_Requirement_
Write out the entries below exactly as they stand. Skip every image.

(Given records Opens)

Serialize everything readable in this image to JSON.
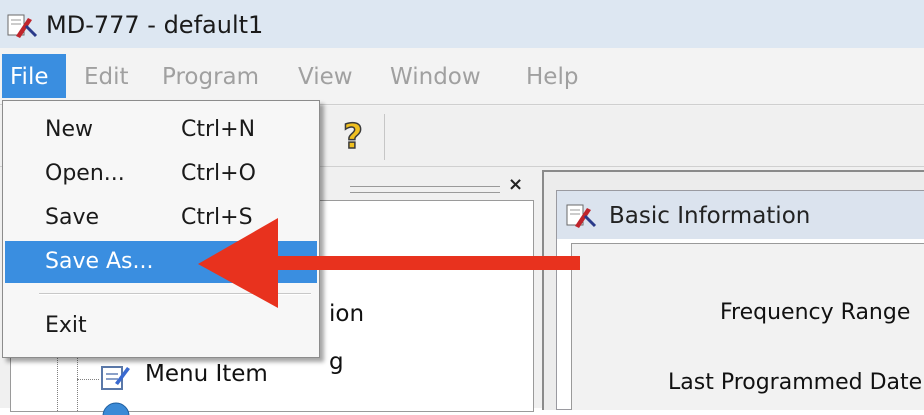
{
  "window": {
    "title": "MD-777 - default1"
  },
  "menubar": {
    "items": [
      {
        "label": "File"
      },
      {
        "label": "Edit"
      },
      {
        "label": "Program"
      },
      {
        "label": "View"
      },
      {
        "label": "Window"
      },
      {
        "label": "Help"
      }
    ]
  },
  "file_menu": {
    "items": [
      {
        "label": "New",
        "shortcut": "Ctrl+N"
      },
      {
        "label": "Open...",
        "shortcut": "Ctrl+O"
      },
      {
        "label": "Save",
        "shortcut": "Ctrl+S"
      },
      {
        "label": "Save As...",
        "shortcut": ""
      },
      {
        "label": "Exit",
        "shortcut": ""
      }
    ],
    "highlighted_item": "Save As..."
  },
  "tree": {
    "partial_labels": [
      "ion",
      "g"
    ],
    "items": [
      {
        "label": "Menu Item",
        "icon": "document-pencil-icon"
      }
    ]
  },
  "basic_info": {
    "title": "Basic Information",
    "fields": [
      {
        "label": "Frequency Range"
      },
      {
        "label": "Last Programmed Date"
      }
    ]
  },
  "annotation": {
    "arrow_color": "#e8321e"
  },
  "colors": {
    "highlight": "#3a8ee0",
    "titlebar": "#dde7f2"
  }
}
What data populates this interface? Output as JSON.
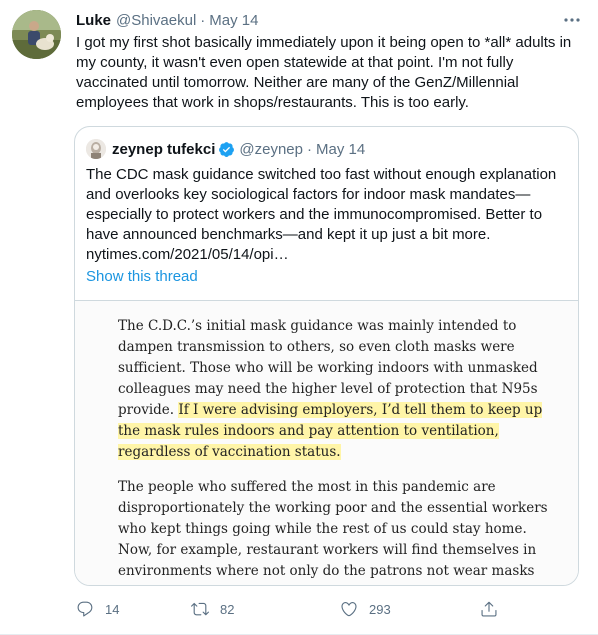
{
  "tweet": {
    "author_name": "Luke",
    "handle": "@Shivaekul",
    "separator": "·",
    "date": "May 14",
    "text": "I got my first shot basically immediately upon it being open to *all* adults in my county, it wasn't even open statewide at that point. I'm not fully vaccinated until tomorrow. Neither are many of the GenZ/Millennial employees that work in shops/restaurants. This is too early."
  },
  "quoted": {
    "author_name": "zeynep tufekci",
    "handle": "@zeynep",
    "separator": "·",
    "date": "May 14",
    "text": "The CDC mask guidance switched too fast without enough explanation and overlooks key sociological factors for indoor mask mandates—especially to protect workers and the immunocompromised. Better to have announced benchmarks—and kept it up just a bit more. nytimes.com/2021/05/14/opi…",
    "show_thread": "Show this thread",
    "article": {
      "p1_normal": "The C.D.C.’s initial mask guidance was mainly intended to dampen transmission to others, so even cloth masks were sufficient. Those who will be working indoors with unmasked colleagues may need the higher level of protection that N95s provide. ",
      "p1_highlight": "If I were advising employers, I’d tell them to keep up the mask rules indoors and pay attention to ventilation, regardless of vaccination status.",
      "p2": "The people who suffered the most in this pandemic are disproportionately the working poor and the essential workers who kept things going while the rest of us could stay home. Now, for example, restaurant workers will find themselves in environments where not only do the patrons not wear masks but the staff may feel pressure not to."
    }
  },
  "actions": {
    "reply_count": "14",
    "retweet_count": "82",
    "like_count": "293"
  },
  "colors": {
    "accent": "#1b95e0",
    "secondary_text": "#5b7083",
    "highlight": "#fff5a8"
  },
  "icons": [
    "more-icon",
    "verified-badge-icon",
    "reply-icon",
    "retweet-icon",
    "like-icon",
    "share-icon"
  ]
}
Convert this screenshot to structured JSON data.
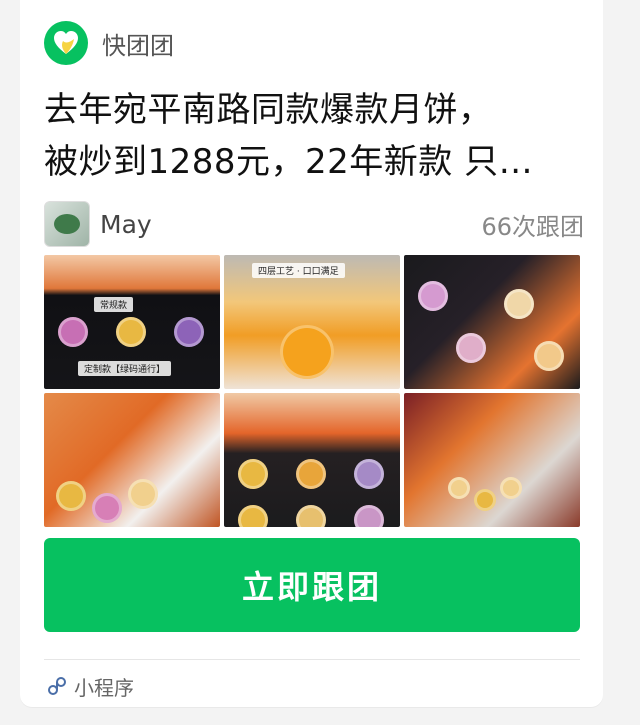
{
  "source": {
    "app_name": "快团团",
    "logo_icon": "heart-icon",
    "brand_color": "#07c160"
  },
  "post": {
    "title_line1": "去年宛平南路同款爆款月饼，",
    "title_line2": "被炒到1288元，22年新款 只…"
  },
  "author": {
    "name": "May",
    "follow_count": "66次跟团"
  },
  "gallery": {
    "p1_label_top": "常规款",
    "p1_label_bottom": "定制款【绿码通行】",
    "p2_label": "四层工艺 · 口口满足"
  },
  "cta": {
    "label": "立即跟团",
    "color": "#07c160"
  },
  "footer": {
    "icon": "mini-program-icon",
    "label": "小程序"
  }
}
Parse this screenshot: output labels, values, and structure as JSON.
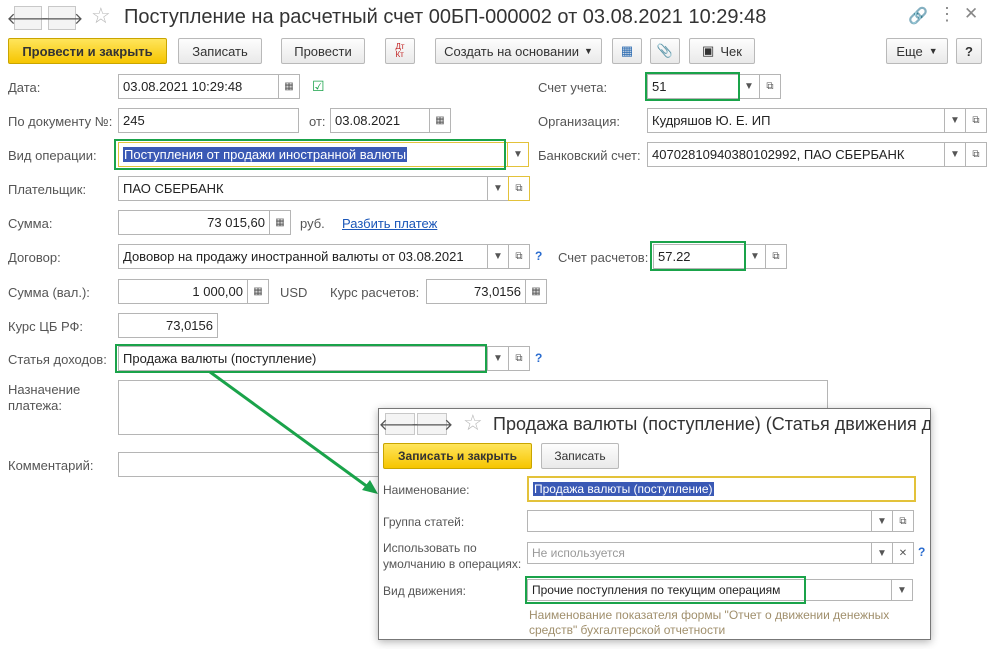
{
  "window": {
    "title": "Поступление на расчетный счет 00БП-000002 от 03.08.2021 10:29:48"
  },
  "toolbar": {
    "post_close": "Провести и закрыть",
    "save": "Записать",
    "post": "Провести",
    "dt_kt": "Дт Кт",
    "create_based": "Создать на основании",
    "receipt": "Чек",
    "more": "Еще",
    "help": "?"
  },
  "form": {
    "date_label": "Дата:",
    "date_value": "03.08.2021 10:29:48",
    "doc_no_label": "По документу №:",
    "doc_no_value": "245",
    "from_label": "от:",
    "from_value": "03.08.2021",
    "op_type_label": "Вид операции:",
    "op_type_value": "Поступления от продажи иностранной валюты",
    "payer_label": "Плательщик:",
    "payer_value": "ПАО СБЕРБАНК",
    "amount_label": "Сумма:",
    "amount_value": "73 015,60",
    "amount_currency": "руб.",
    "split_link": "Разбить платеж",
    "contract_label": "Договор:",
    "contract_value": "Дововор на продажу иностранной валюты от 03.08.2021",
    "amount_val_label": "Сумма (вал.):",
    "amount_val_value": "1 000,00",
    "amount_val_currency": "USD",
    "rate_label": "Курс расчетов:",
    "rate_value": "73,0156",
    "cb_rate_label": "Курс ЦБ РФ:",
    "cb_rate_value": "73,0156",
    "income_item_label": "Статья доходов:",
    "income_item_value": "Продажа валюты (поступление)",
    "purpose_label_1": "Назначение",
    "purpose_label_2": "платежа:",
    "comment_label": "Комментарий:",
    "account_label": "Счет учета:",
    "account_value": "51",
    "org_label": "Организация:",
    "org_value": "Кудряшов Ю. Е. ИП",
    "bank_label": "Банковский счет:",
    "bank_value": "40702810940380102992, ПАО СБЕРБАНК",
    "settle_label": "Счет расчетов:",
    "settle_value": "57.22",
    "help_mark": "?"
  },
  "popup": {
    "title": "Продажа валюты (поступление) (Статья движения де",
    "save_close": "Записать и закрыть",
    "save": "Записать",
    "name_label": "Наименование:",
    "name_value": "Продажа валюты (поступление)",
    "group_label": "Группа статей:",
    "group_value": "",
    "default_label_1": "Использовать по",
    "default_label_2": "умолчанию в операциях:",
    "default_placeholder": "Не используется",
    "movement_label": "Вид движения:",
    "movement_value": "Прочие поступления по текущим операциям",
    "hint_1": "Наименование показателя формы \"Отчет о движении денежных",
    "hint_2": "средств\" бухгалтерской отчетности",
    "help_mark": "?"
  },
  "colors": {
    "highlight_green": "#1aa34a",
    "primary_button": "#f6c500",
    "selection": "#3a59b5",
    "link": "#1a56b8"
  }
}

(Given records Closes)

_Written response_
Serialize everything readable in this image to JSON.
{
  "window": {
    "title": "MD-777 - default1"
  },
  "menubar": {
    "items": [
      {
        "label": "File"
      },
      {
        "label": "Edit"
      },
      {
        "label": "Program"
      },
      {
        "label": "View"
      },
      {
        "label": "Window"
      },
      {
        "label": "Help"
      }
    ]
  },
  "file_menu": {
    "items": [
      {
        "label": "New",
        "shortcut": "Ctrl+N"
      },
      {
        "label": "Open...",
        "shortcut": "Ctrl+O"
      },
      {
        "label": "Save",
        "shortcut": "Ctrl+S"
      },
      {
        "label": "Save As...",
        "shortcut": ""
      },
      {
        "label": "Exit",
        "shortcut": ""
      }
    ],
    "highlighted_item": "Save As..."
  },
  "tree": {
    "partial_labels": [
      "ion",
      "g"
    ],
    "items": [
      {
        "label": "Menu Item",
        "icon": "document-pencil-icon"
      }
    ]
  },
  "basic_info": {
    "title": "Basic Information",
    "fields": [
      {
        "label": "Frequency Range"
      },
      {
        "label": "Last Programmed Date"
      }
    ]
  },
  "annotation": {
    "arrow_color": "#e8321e"
  },
  "colors": {
    "highlight": "#3a8ee0",
    "titlebar": "#dde7f2"
  }
}
What data populates this interface? Output as JSON.
{
  "tweet": {
    "author_name": "Luke",
    "handle": "@Shivaekul",
    "separator": "·",
    "date": "May 14",
    "text": "I got my first shot basically immediately upon it being open to *all* adults in my county, it wasn't even open statewide at that point. I'm not fully vaccinated until tomorrow. Neither are many of the GenZ/Millennial employees that work in shops/restaurants. This is too early."
  },
  "quoted": {
    "author_name": "zeynep tufekci",
    "handle": "@zeynep",
    "separator": "·",
    "date": "May 14",
    "text": "The CDC mask guidance switched too fast without enough explanation and overlooks key sociological factors for indoor mask mandates—especially to protect workers and the immunocompromised. Better to have announced benchmarks—and kept it up just a bit more. nytimes.com/2021/05/14/opi…",
    "show_thread": "Show this thread",
    "article": {
      "p1_normal": "The C.D.C.’s initial mask guidance was mainly intended to dampen transmission to others, so even cloth masks were sufficient. Those who will be working indoors with unmasked colleagues may need the higher level of protection that N95s provide. ",
      "p1_highlight": "If I were advising employers, I’d tell them to keep up the mask rules indoors and pay attention to ventilation, regardless of vaccination status.",
      "p2": "The people who suffered the most in this pandemic are disproportionately the working poor and the essential workers who kept things going while the rest of us could stay home. Now, for example, restaurant workers will find themselves in environments where not only do the patrons not wear masks but the staff may feel pressure not to."
    }
  },
  "actions": {
    "reply_count": "14",
    "retweet_count": "82",
    "like_count": "293"
  },
  "colors": {
    "accent": "#1b95e0",
    "secondary_text": "#5b7083",
    "highlight": "#fff5a8"
  },
  "icons": [
    "more-icon",
    "verified-badge-icon",
    "reply-icon",
    "retweet-icon",
    "like-icon",
    "share-icon"
  ]
}
Convert this screenshot to structured JSON data.
{
  "source": {
    "app_name": "快团团",
    "logo_icon": "heart-icon",
    "brand_color": "#07c160"
  },
  "post": {
    "title_line1": "去年宛平南路同款爆款月饼，",
    "title_line2": "被炒到1288元，22年新款 只…"
  },
  "author": {
    "name": "May",
    "follow_count": "66次跟团"
  },
  "gallery": {
    "p1_label_top": "常规款",
    "p1_label_bottom": "定制款【绿码通行】",
    "p2_label": "四层工艺 · 口口满足"
  },
  "cta": {
    "label": "立即跟团",
    "color": "#07c160"
  },
  "footer": {
    "icon": "mini-program-icon",
    "label": "小程序"
  }
}
Parse this screenshot: output labels, values, and structure as JSON.
{
  "window": {
    "title": "Поступление на расчетный счет 00БП-000002 от 03.08.2021 10:29:48"
  },
  "toolbar": {
    "post_close": "Провести и закрыть",
    "save": "Записать",
    "post": "Провести",
    "dt_kt": "Дт Кт",
    "create_based": "Создать на основании",
    "receipt": "Чек",
    "more": "Еще",
    "help": "?"
  },
  "form": {
    "date_label": "Дата:",
    "date_value": "03.08.2021 10:29:48",
    "doc_no_label": "По документу №:",
    "doc_no_value": "245",
    "from_label": "от:",
    "from_value": "03.08.2021",
    "op_type_label": "Вид операции:",
    "op_type_value": "Поступления от продажи иностранной валюты",
    "payer_label": "Плательщик:",
    "payer_value": "ПАО СБЕРБАНК",
    "amount_label": "Сумма:",
    "amount_value": "73 015,60",
    "amount_currency": "руб.",
    "split_link": "Разбить платеж",
    "contract_label": "Договор:",
    "contract_value": "Дововор на продажу иностранной валюты от 03.08.2021",
    "amount_val_label": "Сумма (вал.):",
    "amount_val_value": "1 000,00",
    "amount_val_currency": "USD",
    "rate_label": "Курс расчетов:",
    "rate_value": "73,0156",
    "cb_rate_label": "Курс ЦБ РФ:",
    "cb_rate_value": "73,0156",
    "income_item_label": "Статья доходов:",
    "income_item_value": "Продажа валюты (поступление)",
    "purpose_label_1": "Назначение",
    "purpose_label_2": "платежа:",
    "comment_label": "Комментарий:",
    "account_label": "Счет учета:",
    "account_value": "51",
    "org_label": "Организация:",
    "org_value": "Кудряшов Ю. Е. ИП",
    "bank_label": "Банковский счет:",
    "bank_value": "40702810940380102992, ПАО СБЕРБАНК",
    "settle_label": "Счет расчетов:",
    "settle_value": "57.22",
    "help_mark": "?"
  },
  "popup": {
    "title": "Продажа валюты (поступление) (Статья движения де",
    "save_close": "Записать и закрыть",
    "save": "Записать",
    "name_label": "Наименование:",
    "name_value": "Продажа валюты (поступление)",
    "group_label": "Группа статей:",
    "group_value": "",
    "default_label_1": "Использовать по",
    "default_label_2": "умолчанию в операциях:",
    "default_placeholder": "Не используется",
    "movement_label": "Вид движения:",
    "movement_value": "Прочие поступления по текущим операциям",
    "hint_1": "Наименование показателя формы \"Отчет о движении денежных",
    "hint_2": "средств\" бухгалтерской отчетности",
    "help_mark": "?"
  },
  "colors": {
    "highlight_green": "#1aa34a",
    "primary_button": "#f6c500",
    "selection": "#3a59b5",
    "link": "#1a56b8"
  }
}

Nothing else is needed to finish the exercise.